This preview has intentionally blurred sections. Sign up to view the full version.View Full Document
Unformatted text preview: Exercise 6.1 Subject: Simultaneous absorption and stripping. Given: Fig. 6.1 in which simultaneous absorption and stripping occur. Find: Whether absorption and stripping is more important. Analysis: Stripping of water = 22 kmol/h Absorption of acetone = 10.35 kmol/h Therefore, more stripping than absorption occurs. However, the operation is primarily absorption because a very large percentage, 99.5%, of the acetone is absorbed. Only a very small fraction of the water is stripped. Exercise 6.2 Subject: Column packings since 1950. Given: History of the development of column packings. Find: Advantages of new packings. Advances in packing design and fabrication. Need for structured packings. Analysis: The newer packings provide more surface area for mass transfer, a higher flow capacity, and a lower pressure drop. They provide more effective through flow. Many are plastics made from molds or thin metal strips that can be inexpensively fabricated into intricate shapes. Structured packings largely eliminate the problems of channeling and at the same time give improvement in efficiency, capacity, and pressure drop. Exercise 6.3 Subject: Advantages of bubble-cap trays Given: Characteristics and performance of bubble-cap trays Find: Characteristics that give bubble-cap trays a very high turndown ratio. Analysis: Unlike sieve and valve trays, bubble-cap trays do not allow liquid to weep. Therefore, bubble-cap trays can be operated at very low liquid flow rates. Also, bubble caps force the vapor to flow out sideways, rather than vertically up, thus allowing a relatively high vapor rate. Exercise 6.4 Subject: Selection of alternative absorbent for Example 6.3 Given: Flow rate, density, and MW of three potential absorbents listed below.

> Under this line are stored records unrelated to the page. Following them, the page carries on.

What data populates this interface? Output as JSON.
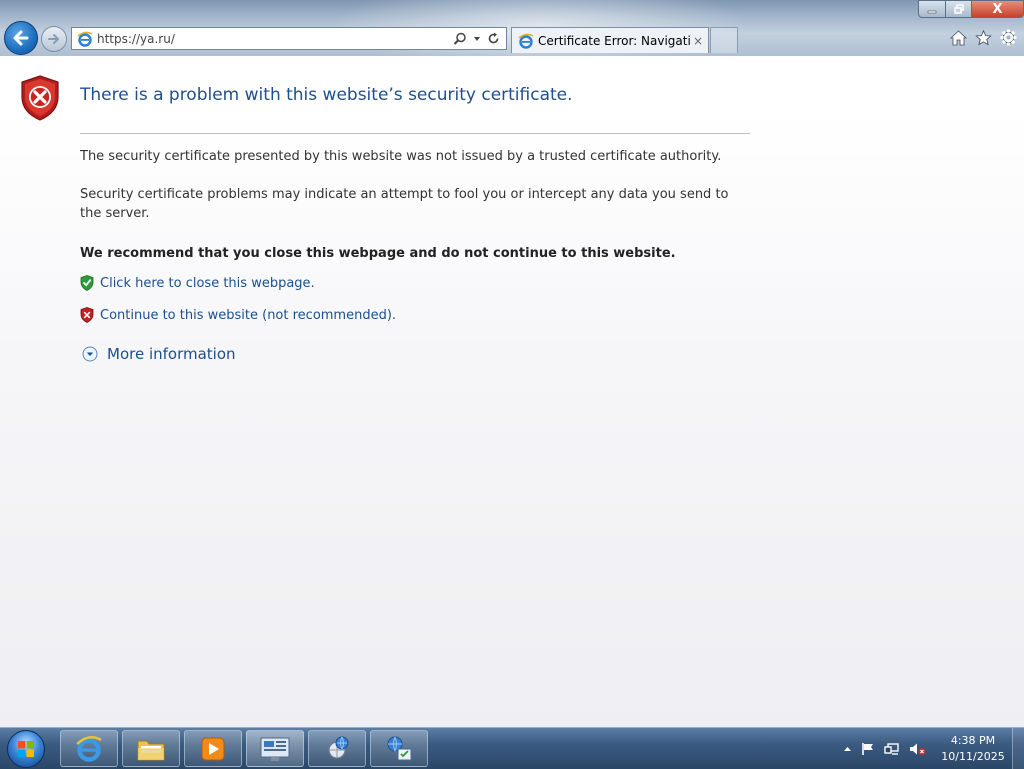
{
  "browser": {
    "address_url": "https://ya.ru/",
    "tab_title": "Certificate Error: Navigation...",
    "tab_close": "×",
    "window_controls": {
      "close_glyph": "X"
    },
    "icons": [
      "back-arrow-icon",
      "forward-arrow-icon",
      "ie-icon",
      "search-icon",
      "dropdown-arrow-icon",
      "refresh-icon",
      "home-icon",
      "favorites-star-icon",
      "tools-gear-icon"
    ]
  },
  "page": {
    "heading": "There is a problem with this website’s security certificate.",
    "paragraph1": "The security certificate presented by this website was not issued by a trusted certificate authority.",
    "paragraph2": "Security certificate problems may indicate an attempt to fool you or intercept any data you send to the server.",
    "recommendation": "We recommend that you close this webpage and do not continue to this website.",
    "close_link": "Click here to close this webpage.",
    "continue_link": "Continue to this website (not recommended).",
    "more_info": "More information"
  },
  "taskbar": {
    "pinned": [
      "internet-explorer",
      "windows-explorer",
      "media-player",
      "server-manager",
      "network-globe",
      "network-settings"
    ],
    "clock_time": "4:38 PM",
    "clock_date": "10/11/2025"
  },
  "colors": {
    "heading": "#1f4e8c",
    "link": "#1c4f8e",
    "text": "#333333",
    "shield_red": "#c21f1f",
    "shield_green": "#2e9a3a"
  }
}
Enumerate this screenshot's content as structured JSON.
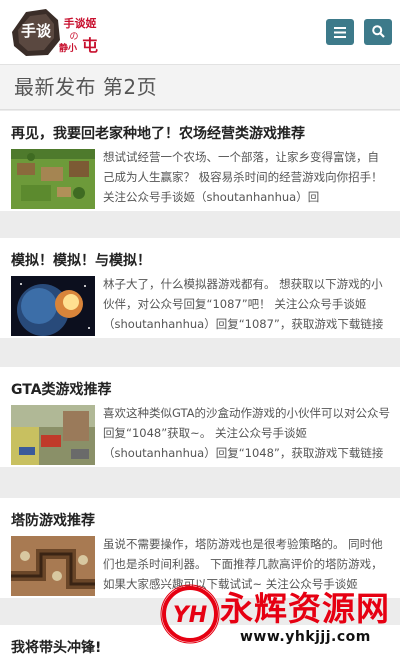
{
  "brand": {
    "logo_text_left": "手谈",
    "logo_text_right": "手谈姬の静小屯",
    "accent": "#3d7a8a"
  },
  "header": {
    "menu_icon": "hamburger-menu-icon",
    "search_icon": "search-icon"
  },
  "page": {
    "title": "最新发布 第2页"
  },
  "posts": [
    {
      "title": "再见，我要回老家种地了！农场经营类游戏推荐",
      "excerpt": "想试试经营一个农场、一个部落，让家乡变得富饶，自己成为人生赢家？ 极容易杀时间的经营游戏向你招手！ 关注公众号手谈姬（shoutanhanhua）回"
    },
    {
      "title": "模拟！模拟！与模拟！",
      "excerpt": "林子大了，什么模拟器游戏都有。 想获取以下游戏的小伙伴，对公众号回复“1087”吧！ 关注公众号手谈姬（shoutanhanhua）回复“1087”，获取游戏下载链接 密"
    },
    {
      "title": "GTA类游戏推荐",
      "excerpt": "喜欢这种类似GTA的沙盒动作游戏的小伙伴可以对公众号回复“1048”获取~。 关注公众号手谈姬（shoutanhanhua）回复“1048”，获取游戏下载链接 开"
    },
    {
      "title": "塔防游戏推荐",
      "excerpt": "虽说不需要操作，塔防游戏也是很考验策略的。 同时他们也是杀时间利器。 下面推荐几款高评价的塔防游戏，如果大家感兴趣可以下载试试~ 关注公众号手谈姬"
    },
    {
      "title": "我将带头冲锋!",
      "excerpt": ""
    }
  ],
  "watermark": {
    "logo": "YH",
    "text": "永辉资源网",
    "url": "www.yhkjjj.com"
  }
}
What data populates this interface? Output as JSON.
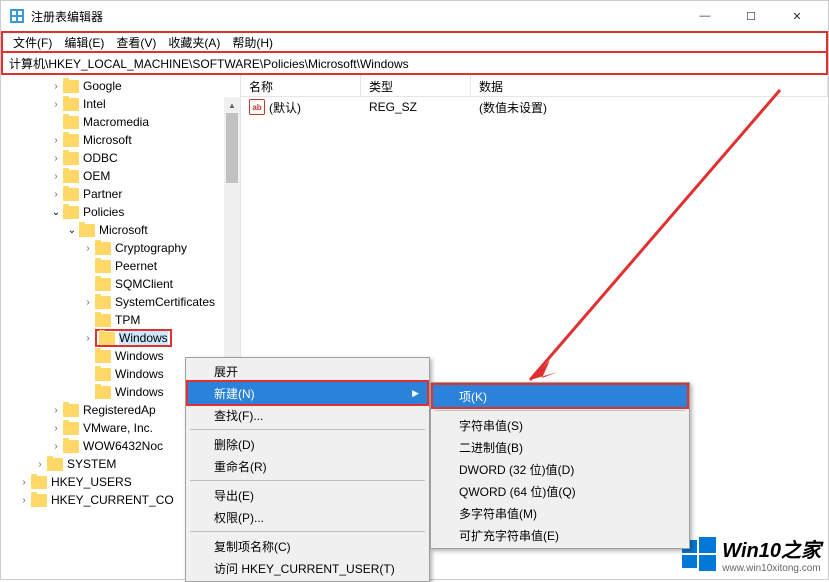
{
  "title": "注册表编辑器",
  "win_controls": {
    "min": "—",
    "max": "☐",
    "close": "✕"
  },
  "menubar": [
    "文件(F)",
    "编辑(E)",
    "查看(V)",
    "收藏夹(A)",
    "帮助(H)"
  ],
  "address": "计算机\\HKEY_LOCAL_MACHINE\\SOFTWARE\\Policies\\Microsoft\\Windows",
  "tree": [
    {
      "depth": 3,
      "arrow": ">",
      "label": "Google"
    },
    {
      "depth": 3,
      "arrow": ">",
      "label": "Intel"
    },
    {
      "depth": 3,
      "arrow": "",
      "label": "Macromedia"
    },
    {
      "depth": 3,
      "arrow": ">",
      "label": "Microsoft"
    },
    {
      "depth": 3,
      "arrow": ">",
      "label": "ODBC"
    },
    {
      "depth": 3,
      "arrow": ">",
      "label": "OEM"
    },
    {
      "depth": 3,
      "arrow": ">",
      "label": "Partner"
    },
    {
      "depth": 3,
      "arrow": "v",
      "label": "Policies"
    },
    {
      "depth": 4,
      "arrow": "v",
      "label": "Microsoft"
    },
    {
      "depth": 5,
      "arrow": ">",
      "label": "Cryptography"
    },
    {
      "depth": 5,
      "arrow": "",
      "label": "Peernet"
    },
    {
      "depth": 5,
      "arrow": "",
      "label": "SQMClient"
    },
    {
      "depth": 5,
      "arrow": ">",
      "label": "SystemCertificates"
    },
    {
      "depth": 5,
      "arrow": "",
      "label": "TPM"
    },
    {
      "depth": 5,
      "arrow": ">",
      "label": "Windows",
      "selected": true
    },
    {
      "depth": 5,
      "arrow": "",
      "label": "Windows"
    },
    {
      "depth": 5,
      "arrow": "",
      "label": "Windows"
    },
    {
      "depth": 5,
      "arrow": "",
      "label": "Windows"
    },
    {
      "depth": 3,
      "arrow": ">",
      "label": "RegisteredAp"
    },
    {
      "depth": 3,
      "arrow": ">",
      "label": "VMware, Inc."
    },
    {
      "depth": 3,
      "arrow": ">",
      "label": "WOW6432Noc"
    },
    {
      "depth": 2,
      "arrow": ">",
      "label": "SYSTEM"
    },
    {
      "depth": 1,
      "arrow": ">",
      "label": "HKEY_USERS"
    },
    {
      "depth": 1,
      "arrow": ">",
      "label": "HKEY_CURRENT_CO"
    }
  ],
  "columns": {
    "name": "名称",
    "type": "类型",
    "data": "数据"
  },
  "rows": [
    {
      "icon": "ab",
      "name": "(默认)",
      "type": "REG_SZ",
      "data": "(数值未设置)"
    }
  ],
  "ctx_main": [
    {
      "label": "展开",
      "type": "item"
    },
    {
      "label": "新建(N)",
      "type": "item",
      "hl": true,
      "arrow": true
    },
    {
      "label": "查找(F)...",
      "type": "item"
    },
    {
      "type": "sep"
    },
    {
      "label": "删除(D)",
      "type": "item"
    },
    {
      "label": "重命名(R)",
      "type": "item"
    },
    {
      "type": "sep"
    },
    {
      "label": "导出(E)",
      "type": "item"
    },
    {
      "label": "权限(P)...",
      "type": "item"
    },
    {
      "type": "sep"
    },
    {
      "label": "复制项名称(C)",
      "type": "item"
    },
    {
      "label": "访问 HKEY_CURRENT_USER(T)",
      "type": "item"
    }
  ],
  "ctx_sub": [
    {
      "label": "项(K)",
      "type": "item",
      "hl": true
    },
    {
      "type": "sep"
    },
    {
      "label": "字符串值(S)",
      "type": "item"
    },
    {
      "label": "二进制值(B)",
      "type": "item"
    },
    {
      "label": "DWORD (32 位)值(D)",
      "type": "item"
    },
    {
      "label": "QWORD (64 位)值(Q)",
      "type": "item"
    },
    {
      "label": "多字符串值(M)",
      "type": "item"
    },
    {
      "label": "可扩充字符串值(E)",
      "type": "item"
    }
  ],
  "watermark": {
    "big": "Win10之家",
    "small": "www.win10xitong.com"
  }
}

Find: Select the best absorbent with reasons why. Are any of the absorbents unacceptable? Analysis: In Example 6.3, the rich gas contains C 1 to nC 6 hydrocarbons, with mostly C 3 . Object of absorber is to absorb most of the nC 4 . The absorbent is an oil of 250 MW and 21 o API, at a flow rate, L , of 368 lbmol/h. An alternative absorbent must also be of higher molecular weight than nC 4 and must have a flow rate of at least 368 lbmol/h. If its molecular weight is too low, a significant amount of it will be stripped. This can be judged by its K-value and stripping factor, S=KV/L. The entering gas rate, V , is 946 lbmol/h. Column operating conditions are about 94 psia and a maximum temperature of 126 o F. Pertinent properties and factors for the three potential absorbents are: Absorbent gpm ρ , lb/gal lb/h MW lbmol/h K-value S=KV/L C 5 s 115 5.24 36,200 72 500 0.9 2.3 light oil 36 6.0 13,000 130 100 0.005 0.013 medium oil 215 6.2 80,000 180 440 0.0005 0.0013 The light oil can not be used because its flow rate of 100 lbmol/h is much lower than the necessary 368 lbmol/h. The C 5 s can not be used because their stripping factor is very high. The only possible alternative is the medium oil. only possible alternative is the medium oil....
View Full Document
- Spring '11